SOURCE DATA:
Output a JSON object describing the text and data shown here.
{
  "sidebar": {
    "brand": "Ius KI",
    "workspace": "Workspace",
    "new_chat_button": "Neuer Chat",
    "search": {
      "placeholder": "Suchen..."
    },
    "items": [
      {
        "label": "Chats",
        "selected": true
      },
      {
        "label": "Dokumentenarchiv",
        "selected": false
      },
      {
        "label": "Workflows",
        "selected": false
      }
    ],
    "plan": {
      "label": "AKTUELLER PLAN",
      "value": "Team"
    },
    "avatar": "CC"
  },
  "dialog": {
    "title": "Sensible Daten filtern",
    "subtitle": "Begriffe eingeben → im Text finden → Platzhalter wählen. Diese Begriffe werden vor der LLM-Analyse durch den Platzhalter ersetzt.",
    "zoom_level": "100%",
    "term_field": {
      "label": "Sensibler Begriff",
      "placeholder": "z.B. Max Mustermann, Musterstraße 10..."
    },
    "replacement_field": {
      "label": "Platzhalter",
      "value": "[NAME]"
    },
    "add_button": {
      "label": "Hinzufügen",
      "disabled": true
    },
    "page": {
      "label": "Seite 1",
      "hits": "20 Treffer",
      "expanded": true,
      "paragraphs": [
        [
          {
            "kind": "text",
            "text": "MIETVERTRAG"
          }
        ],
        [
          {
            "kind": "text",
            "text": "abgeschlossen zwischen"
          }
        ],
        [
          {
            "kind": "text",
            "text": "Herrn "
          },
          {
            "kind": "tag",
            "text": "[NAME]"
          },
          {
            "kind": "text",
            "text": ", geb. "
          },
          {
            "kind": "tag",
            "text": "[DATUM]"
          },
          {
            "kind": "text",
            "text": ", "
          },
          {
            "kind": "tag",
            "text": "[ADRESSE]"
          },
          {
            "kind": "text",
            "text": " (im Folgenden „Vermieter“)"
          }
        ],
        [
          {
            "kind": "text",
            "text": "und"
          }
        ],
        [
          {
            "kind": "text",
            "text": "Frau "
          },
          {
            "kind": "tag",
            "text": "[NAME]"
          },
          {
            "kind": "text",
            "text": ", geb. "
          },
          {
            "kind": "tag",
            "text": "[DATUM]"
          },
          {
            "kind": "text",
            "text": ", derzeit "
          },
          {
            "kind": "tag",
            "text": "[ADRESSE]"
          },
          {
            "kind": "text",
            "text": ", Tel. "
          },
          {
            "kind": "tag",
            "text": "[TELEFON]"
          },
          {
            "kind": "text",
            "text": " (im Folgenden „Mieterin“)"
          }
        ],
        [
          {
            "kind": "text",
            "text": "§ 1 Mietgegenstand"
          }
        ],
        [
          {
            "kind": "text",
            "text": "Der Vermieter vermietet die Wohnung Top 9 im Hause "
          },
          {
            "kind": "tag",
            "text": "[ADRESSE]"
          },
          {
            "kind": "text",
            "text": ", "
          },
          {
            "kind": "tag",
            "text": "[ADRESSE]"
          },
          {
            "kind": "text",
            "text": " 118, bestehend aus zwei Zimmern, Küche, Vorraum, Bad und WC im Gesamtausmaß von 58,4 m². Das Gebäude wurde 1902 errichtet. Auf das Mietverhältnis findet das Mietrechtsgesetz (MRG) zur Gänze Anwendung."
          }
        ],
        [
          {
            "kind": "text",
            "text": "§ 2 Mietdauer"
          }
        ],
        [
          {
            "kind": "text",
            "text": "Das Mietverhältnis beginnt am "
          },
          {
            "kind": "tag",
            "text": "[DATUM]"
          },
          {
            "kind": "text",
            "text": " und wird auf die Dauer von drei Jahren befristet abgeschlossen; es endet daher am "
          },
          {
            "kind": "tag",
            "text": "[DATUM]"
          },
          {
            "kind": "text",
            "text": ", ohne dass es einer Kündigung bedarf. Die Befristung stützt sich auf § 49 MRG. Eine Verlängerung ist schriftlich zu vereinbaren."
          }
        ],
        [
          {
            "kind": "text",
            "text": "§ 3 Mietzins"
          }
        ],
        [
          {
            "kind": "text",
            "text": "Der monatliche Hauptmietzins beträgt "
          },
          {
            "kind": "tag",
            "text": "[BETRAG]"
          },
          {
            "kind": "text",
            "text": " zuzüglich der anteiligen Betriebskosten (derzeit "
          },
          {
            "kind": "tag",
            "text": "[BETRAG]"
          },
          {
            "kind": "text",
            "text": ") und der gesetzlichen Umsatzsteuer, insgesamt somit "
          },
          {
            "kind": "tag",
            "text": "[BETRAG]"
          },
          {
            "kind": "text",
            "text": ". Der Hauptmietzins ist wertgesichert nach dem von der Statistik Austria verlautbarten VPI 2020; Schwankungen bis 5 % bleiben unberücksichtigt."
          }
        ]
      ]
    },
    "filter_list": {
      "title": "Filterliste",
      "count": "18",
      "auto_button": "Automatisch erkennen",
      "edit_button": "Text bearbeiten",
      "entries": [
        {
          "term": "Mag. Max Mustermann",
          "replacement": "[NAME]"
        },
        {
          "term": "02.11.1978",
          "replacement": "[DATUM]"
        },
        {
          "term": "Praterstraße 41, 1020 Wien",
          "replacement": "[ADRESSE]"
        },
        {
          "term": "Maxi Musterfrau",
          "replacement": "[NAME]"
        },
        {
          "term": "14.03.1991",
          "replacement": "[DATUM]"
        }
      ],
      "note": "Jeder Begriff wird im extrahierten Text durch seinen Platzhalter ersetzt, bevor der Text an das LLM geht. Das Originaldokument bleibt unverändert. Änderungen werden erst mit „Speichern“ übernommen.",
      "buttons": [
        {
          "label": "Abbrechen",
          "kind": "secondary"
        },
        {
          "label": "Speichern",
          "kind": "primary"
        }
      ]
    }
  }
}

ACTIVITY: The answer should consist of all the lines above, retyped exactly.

EXERCISE RESULT:
Output a JSON object describing the text and data shown here.
{
  "sidebar": {
    "brand": "Ius KI",
    "workspace": "Workspace",
    "new_chat_button": "Neuer Chat",
    "search": {
      "placeholder": "Suchen..."
    },
    "items": [
      {
        "label": "Chats",
        "selected": true
      },
      {
        "label": "Dokumentenarchiv",
        "selected": false
      },
      {
        "label": "Workflows",
        "selected": false
      }
    ],
    "plan": {
      "label": "AKTUELLER PLAN",
      "value": "Team"
    },
    "avatar": "CC"
  },
  "dialog": {
    "title": "Sensible Daten filtern",
    "subtitle": "Begriffe eingeben → im Text finden → Platzhalter wählen. Diese Begriffe werden vor der LLM-Analyse durch den Platzhalter ersetzt.",
    "zoom_level": "100%",
    "term_field": {
      "label": "Sensibler Begriff",
      "placeholder": "z.B. Max Mustermann, Musterstraße 10..."
    },
    "replacement_field": {
      "label": "Platzhalter",
      "value": "[NAME]"
    },
    "add_button": {
      "label": "Hinzufügen",
      "disabled": true
    },
    "page": {
      "label": "Seite 1",
      "hits": "20 Treffer",
      "expanded": true,
      "paragraphs": [
        [
          {
            "kind": "text",
            "text": "MIETVERTRAG"
          }
        ],
        [
          {
            "kind": "text",
            "text": "abgeschlossen zwischen"
          }
        ],
        [
          {
            "kind": "text",
            "text": "Herrn "
          },
          {
            "kind": "tag",
            "text": "[NAME]"
          },
          {
            "kind": "text",
            "text": ", geb. "
          },
          {
            "kind": "tag",
            "text": "[DATUM]"
          },
          {
            "kind": "text",
            "text": ", "
          },
          {
            "kind": "tag",
            "text": "[ADRESSE]"
          },
          {
            "kind": "text",
            "text": " (im Folgenden „Vermieter“)"
          }
        ],
        [
          {
            "kind": "text",
            "text": "und"
          }
        ],
        [
          {
            "kind": "text",
            "text": "Frau "
          },
          {
            "kind": "tag",
            "text": "[NAME]"
          },
          {
            "kind": "text",
            "text": ", geb. "
          },
          {
            "kind": "tag",
            "text": "[DATUM]"
          },
          {
            "kind": "text",
            "text": ", derzeit "
          },
          {
            "kind": "tag",
            "text": "[ADRESSE]"
          },
          {
            "kind": "text",
            "text": ", Tel. "
          },
          {
            "kind": "tag",
            "text": "[TELEFON]"
          },
          {
            "kind": "text",
            "text": " (im Folgenden „Mieterin“)"
          }
        ],
        [
          {
            "kind": "text",
            "text": "§ 1 Mietgegenstand"
          }
        ],
        [
          {
            "kind": "text",
            "text": "Der Vermieter vermietet die Wohnung Top 9 im Hause "
          },
          {
            "kind": "tag",
            "text": "[ADRESSE]"
          },
          {
            "kind": "text",
            "text": ", "
          },
          {
            "kind": "tag",
            "text": "[ADRESSE]"
          },
          {
            "kind": "text",
            "text": " 118, bestehend aus zwei Zimmern, Küche, Vorraum, Bad und WC im Gesamtausmaß von 58,4 m². Das Gebäude wurde 1902 errichtet. Auf das Mietverhältnis findet das Mietrechtsgesetz (MRG) zur Gänze Anwendung."
          }
        ],
        [
          {
            "kind": "text",
            "text": "§ 2 Mietdauer"
          }
        ],
        [
          {
            "kind": "text",
            "text": "Das Mietverhältnis beginnt am "
          },
          {
            "kind": "tag",
            "text": "[DATUM]"
          },
          {
            "kind": "text",
            "text": " und wird auf die Dauer von drei Jahren befristet abgeschlossen; es endet daher am "
          },
          {
            "kind": "tag",
            "text": "[DATUM]"
          },
          {
            "kind": "text",
            "text": ", ohne dass es einer Kündigung bedarf. Die Befristung stützt sich auf § 49 MRG. Eine Verlängerung ist schriftlich zu vereinbaren."
          }
        ],
        [
          {
            "kind": "text",
            "text": "§ 3 Mietzins"
          }
        ],
        [
          {
            "kind": "text",
            "text": "Der monatliche Hauptmietzins beträgt "
          },
          {
            "kind": "tag",
            "text": "[BETRAG]"
          },
          {
            "kind": "text",
            "text": " zuzüglich der anteiligen Betriebskosten (derzeit "
          },
          {
            "kind": "tag",
            "text": "[BETRAG]"
          },
          {
            "kind": "text",
            "text": ") und der gesetzlichen Umsatzsteuer, insgesamt somit "
          },
          {
            "kind": "tag",
            "text": "[BETRAG]"
          },
          {
            "kind": "text",
            "text": ". Der Hauptmietzins ist wertgesichert nach dem von der Statistik Austria verlautbarten VPI 2020; Schwankungen bis 5 % bleiben unberücksichtigt."
          }
        ]
      ]
    },
    "filter_list": {
      "title": "Filterliste",
      "count": "18",
      "auto_button": "Automatisch erkennen",
      "edit_button": "Text bearbeiten",
      "entries": [
        {
          "term": "Mag. Max Mustermann",
          "replacement": "[NAME]"
        },
        {
          "term": "02.11.1978",
          "replacement": "[DATUM]"
        },
        {
          "term": "Praterstraße 41, 1020 Wien",
          "replacement": "[ADRESSE]"
        },
        {
          "term": "Maxi Musterfrau",
          "replacement": "[NAME]"
        },
        {
          "term": "14.03.1991",
          "replacement": "[DATUM]"
        }
      ],
      "note": "Jeder Begriff wird im extrahierten Text durch seinen Platzhalter ersetzt, bevor der Text an das LLM geht. Das Originaldokument bleibt unverändert. Änderungen werden erst mit „Speichern“ übernommen.",
      "buttons": [
        {
          "label": "Abbrechen",
          "kind": "secondary"
        },
        {
          "label": "Speichern",
          "kind": "primary"
        }
      ]
    }
  }
}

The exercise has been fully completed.